Willie Stargel’s technique of whirling the barrel around until the very instant when he wanted it to descend had much in common with these ancient dynamics. But “Pops” wasn’t using a particularly light wooden bat in the Seventies, let alone a metal one. Even in players who were yet alive when many of us were born, we see few clues about how to employ a “lower the boom” method from the age of big bats in our present game. How can we translate all of this, or indeed any of it, to a tool made of alloy?
Strangely enough, I suspect that our solution may lie in what batsmen did in the days before we had any filmic record of the full swing. If the generation of doughty strikers that featured Ed Delahanty and King Kelly had differed in any significant detail from the Foxx/Greenberg paradigm, I think the action of the front leg would have been that detail. I wouldn’t expect many hitters of any era to have elevated the leg like Mel Ott, or even Harold Baines (our own time’s version of Mighty Melvin). Yet I’m a little surprised that what Upright Hitchers I can pass in review—Foxx, Greenberg, Walker Cooper, Rudy York—scarcely lifted their lead foot more than an inch. My surprise may well come from the fact that the wooden bats in my possession, some over half a century old, are nevertheless not nearly as massive as Jimmie Foxx’s. When I tried to do an Upright Hitch, I found that I wanted my raised leg more involved… and this must surely have been just because of my bat’s relative lightness. I was discovering a formula for fitting the lighter bat to the ancient paradigm—and I wasn’t even trying to do so!
Okay, so the Delahanty/Brouthers crew used bats even longer (and often heavier) than Foxx’s and Greenberg’s… but all of those turn-of-the-century strikers were choked up, many of them even gripping with spread hands. Foxx, Greenberg, Cooper—they were all down on the knob. The amount of weight extending beyond Sam Thompson’s top hand would have corresponded more closely to what we hold today, whether in wood or metal, than to what Foxx was balancing as he hefted his telephone pole.
I submit that this is why the oldtimers in the tobacco cards have that forever-puzzling splay of the front foot out toward the pitcher. That is, I think they were placing the foot in a somewhat compromising position so that it would be forced to lift and close stiffly after they pumped their barrel down and then heaved it aloft.
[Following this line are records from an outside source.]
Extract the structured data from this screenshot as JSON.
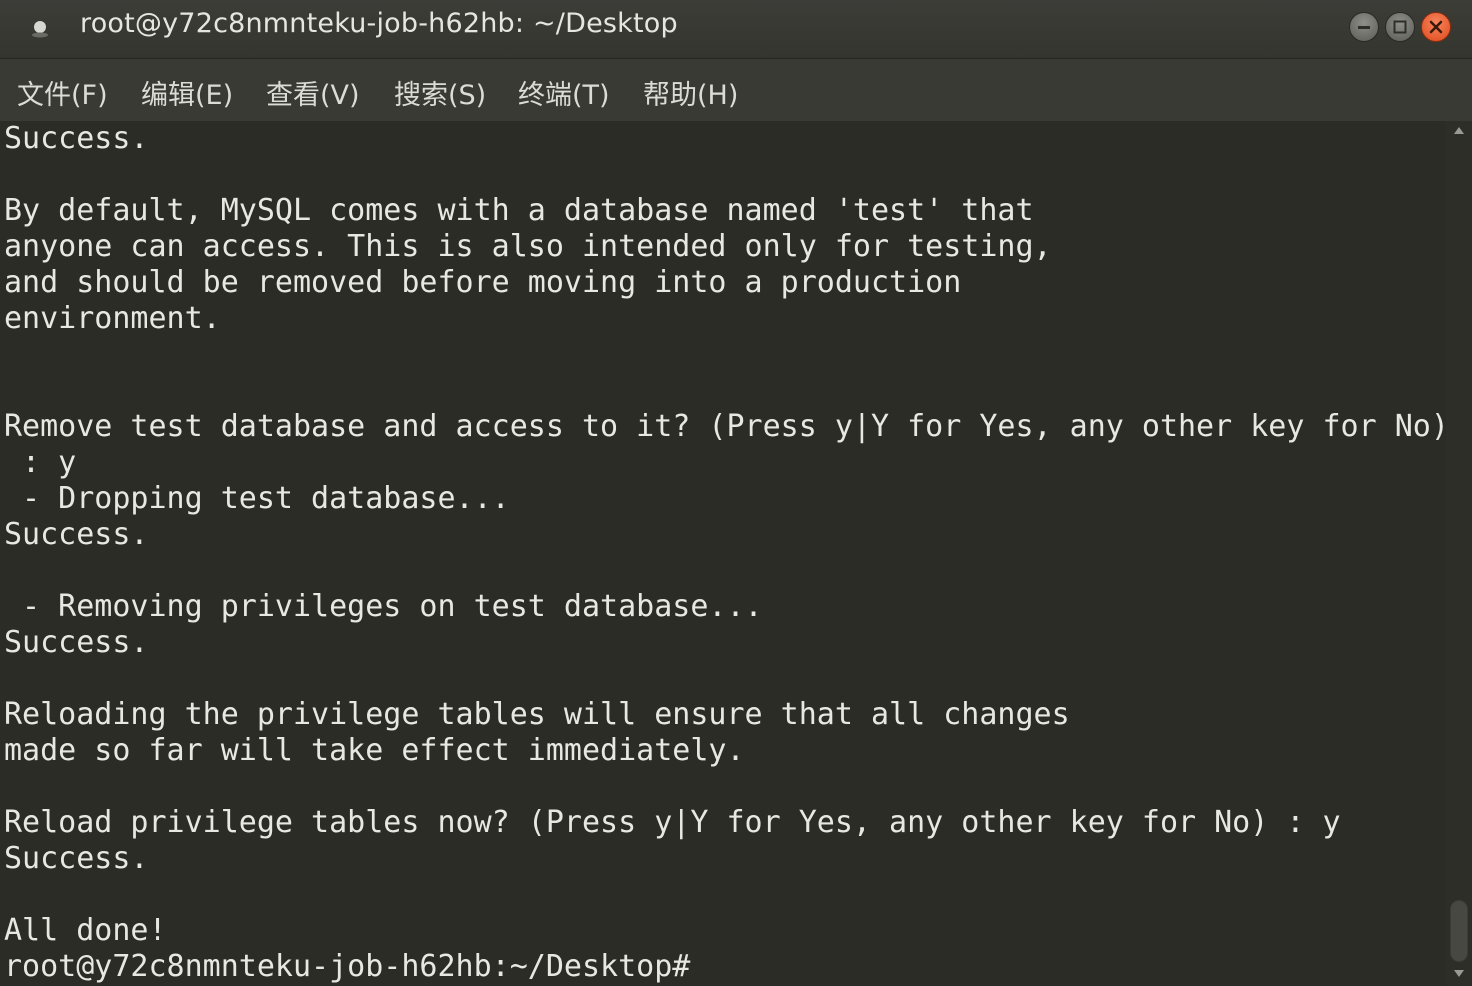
{
  "window": {
    "title": "root@y72c8nmnteku-job-h62hb: ~/Desktop",
    "controls": {
      "minimize": "minimize-icon",
      "maximize": "maximize-icon",
      "close": "close-icon"
    }
  },
  "menubar": {
    "items": [
      {
        "label": "文件(F)"
      },
      {
        "label": "编辑(E)"
      },
      {
        "label": "查看(V)"
      },
      {
        "label": "搜索(S)"
      },
      {
        "label": "终端(T)"
      },
      {
        "label": "帮助(H)"
      }
    ]
  },
  "terminal": {
    "lines": [
      "Success.",
      "",
      "By default, MySQL comes with a database named 'test' that",
      "anyone can access. This is also intended only for testing,",
      "and should be removed before moving into a production",
      "environment.",
      "",
      "",
      "Remove test database and access to it? (Press y|Y for Yes, any other key for No)",
      " : y",
      " - Dropping test database...",
      "Success.",
      "",
      " - Removing privileges on test database...",
      "Success.",
      "",
      "Reloading the privilege tables will ensure that all changes",
      "made so far will take effect immediately.",
      "",
      "Reload privilege tables now? (Press y|Y for Yes, any other key for No) : y",
      "Success.",
      "",
      "All done!",
      "root@y72c8nmnteku-job-h62hb:~/Desktop#"
    ]
  },
  "colors": {
    "background": "#2c2c27",
    "text": "#e8e8e3",
    "close_button": "#e05a2a"
  }
}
They were stepping down into the pitch along roughly the same vector that their hands would follow; they weren’t simply catching a heavy weight shift as a tree came toppling off their rear shoulder.
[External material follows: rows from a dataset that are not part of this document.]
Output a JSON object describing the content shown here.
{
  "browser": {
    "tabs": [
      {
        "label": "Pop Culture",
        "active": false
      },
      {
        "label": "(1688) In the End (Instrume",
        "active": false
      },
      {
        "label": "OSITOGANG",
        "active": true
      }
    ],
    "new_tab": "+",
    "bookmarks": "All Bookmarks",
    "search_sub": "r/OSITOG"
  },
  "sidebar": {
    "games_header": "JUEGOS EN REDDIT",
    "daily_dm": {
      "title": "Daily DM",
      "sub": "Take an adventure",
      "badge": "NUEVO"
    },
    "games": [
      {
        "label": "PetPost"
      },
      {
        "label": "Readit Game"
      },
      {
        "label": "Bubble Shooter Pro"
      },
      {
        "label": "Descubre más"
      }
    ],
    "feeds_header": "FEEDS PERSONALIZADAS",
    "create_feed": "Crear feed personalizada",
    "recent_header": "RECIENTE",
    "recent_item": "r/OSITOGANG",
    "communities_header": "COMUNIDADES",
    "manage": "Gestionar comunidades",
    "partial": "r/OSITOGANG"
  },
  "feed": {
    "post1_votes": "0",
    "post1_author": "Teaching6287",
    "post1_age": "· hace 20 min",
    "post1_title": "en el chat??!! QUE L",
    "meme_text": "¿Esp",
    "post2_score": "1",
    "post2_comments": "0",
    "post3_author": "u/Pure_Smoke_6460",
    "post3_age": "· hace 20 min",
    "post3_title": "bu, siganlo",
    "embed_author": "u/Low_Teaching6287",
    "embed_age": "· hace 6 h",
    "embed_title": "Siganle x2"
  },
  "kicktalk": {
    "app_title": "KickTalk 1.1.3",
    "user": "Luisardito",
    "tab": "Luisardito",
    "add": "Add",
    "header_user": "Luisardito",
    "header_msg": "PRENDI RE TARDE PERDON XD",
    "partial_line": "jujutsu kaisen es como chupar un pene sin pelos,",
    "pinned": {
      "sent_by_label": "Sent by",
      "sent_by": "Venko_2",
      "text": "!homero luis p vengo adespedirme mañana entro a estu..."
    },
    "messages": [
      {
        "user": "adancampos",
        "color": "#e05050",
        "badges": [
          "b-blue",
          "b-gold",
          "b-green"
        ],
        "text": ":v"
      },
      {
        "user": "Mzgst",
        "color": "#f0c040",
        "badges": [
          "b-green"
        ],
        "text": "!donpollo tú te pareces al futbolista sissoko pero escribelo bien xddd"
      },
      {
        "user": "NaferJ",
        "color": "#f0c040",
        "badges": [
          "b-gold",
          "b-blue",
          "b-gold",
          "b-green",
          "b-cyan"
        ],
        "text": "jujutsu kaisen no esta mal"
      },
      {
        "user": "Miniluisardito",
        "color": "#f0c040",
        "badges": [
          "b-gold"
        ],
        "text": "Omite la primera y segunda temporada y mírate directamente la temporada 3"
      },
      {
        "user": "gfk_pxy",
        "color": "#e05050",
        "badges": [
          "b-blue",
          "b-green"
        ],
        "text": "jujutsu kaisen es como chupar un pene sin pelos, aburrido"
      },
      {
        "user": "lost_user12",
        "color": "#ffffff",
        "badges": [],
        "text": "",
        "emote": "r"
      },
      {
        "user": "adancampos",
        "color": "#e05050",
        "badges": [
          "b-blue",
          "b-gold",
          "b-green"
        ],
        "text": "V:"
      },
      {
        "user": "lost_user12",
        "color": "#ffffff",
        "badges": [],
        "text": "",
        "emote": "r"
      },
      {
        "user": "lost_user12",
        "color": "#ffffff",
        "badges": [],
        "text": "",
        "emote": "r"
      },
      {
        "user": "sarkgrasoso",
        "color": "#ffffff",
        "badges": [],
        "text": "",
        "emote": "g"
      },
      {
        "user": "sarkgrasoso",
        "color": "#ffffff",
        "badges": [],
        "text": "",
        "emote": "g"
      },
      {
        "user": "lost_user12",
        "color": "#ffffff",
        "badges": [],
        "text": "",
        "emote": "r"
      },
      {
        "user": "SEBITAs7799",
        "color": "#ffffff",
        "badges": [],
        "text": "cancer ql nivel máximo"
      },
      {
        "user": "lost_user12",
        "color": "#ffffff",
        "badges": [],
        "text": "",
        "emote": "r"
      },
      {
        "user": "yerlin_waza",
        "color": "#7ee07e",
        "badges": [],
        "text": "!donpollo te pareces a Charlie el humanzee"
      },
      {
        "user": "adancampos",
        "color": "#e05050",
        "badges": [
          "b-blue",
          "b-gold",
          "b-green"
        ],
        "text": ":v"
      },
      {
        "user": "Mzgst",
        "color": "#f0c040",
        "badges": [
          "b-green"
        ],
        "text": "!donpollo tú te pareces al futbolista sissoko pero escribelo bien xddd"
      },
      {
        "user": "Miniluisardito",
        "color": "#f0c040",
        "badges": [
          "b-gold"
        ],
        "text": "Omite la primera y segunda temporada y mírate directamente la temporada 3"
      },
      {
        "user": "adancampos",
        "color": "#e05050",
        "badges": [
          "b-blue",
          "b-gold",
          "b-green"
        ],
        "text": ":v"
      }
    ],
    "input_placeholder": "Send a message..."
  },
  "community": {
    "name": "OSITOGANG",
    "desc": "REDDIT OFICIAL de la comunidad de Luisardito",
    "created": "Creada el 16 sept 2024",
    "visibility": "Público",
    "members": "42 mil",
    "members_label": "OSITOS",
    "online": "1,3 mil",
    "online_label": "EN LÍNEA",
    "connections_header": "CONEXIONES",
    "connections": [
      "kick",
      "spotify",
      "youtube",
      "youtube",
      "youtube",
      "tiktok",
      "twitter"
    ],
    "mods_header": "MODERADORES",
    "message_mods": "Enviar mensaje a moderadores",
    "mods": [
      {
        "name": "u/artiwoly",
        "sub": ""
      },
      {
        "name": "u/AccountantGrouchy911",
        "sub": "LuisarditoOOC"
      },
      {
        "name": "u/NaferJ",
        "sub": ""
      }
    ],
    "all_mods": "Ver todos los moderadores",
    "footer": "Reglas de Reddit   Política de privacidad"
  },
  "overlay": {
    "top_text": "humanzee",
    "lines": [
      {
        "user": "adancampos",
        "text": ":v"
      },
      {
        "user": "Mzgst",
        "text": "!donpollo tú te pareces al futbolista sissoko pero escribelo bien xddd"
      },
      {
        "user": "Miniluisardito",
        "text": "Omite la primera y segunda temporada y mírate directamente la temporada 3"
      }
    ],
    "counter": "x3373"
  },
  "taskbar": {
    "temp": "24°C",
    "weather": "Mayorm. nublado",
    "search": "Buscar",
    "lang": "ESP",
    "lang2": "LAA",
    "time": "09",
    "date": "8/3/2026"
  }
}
We speculated at the outset of Part Two that metal-bat strokes would have more up-and-down in them and less laterality. That’s exactly the essential adjustment I’m suggesting now for the Upright Hitch: shoot the hands up with more vigor when lifting the barrel and let the front foot ride up on the same wave. In fact, I find this swing to be so stunningly simple, so easy to control, and so ready to direct just where you want it that I believe it’s where any youngster should start with “modernized Deadball” at the plate.
Be well, my friends, stay safe… and play by the rules! No one would respect your home-run record if the left field fence were moved in 100 feet every time you came to the plate. You’d get tired of all the mockery, in fact; but worst of all, you’d lose your self-respect.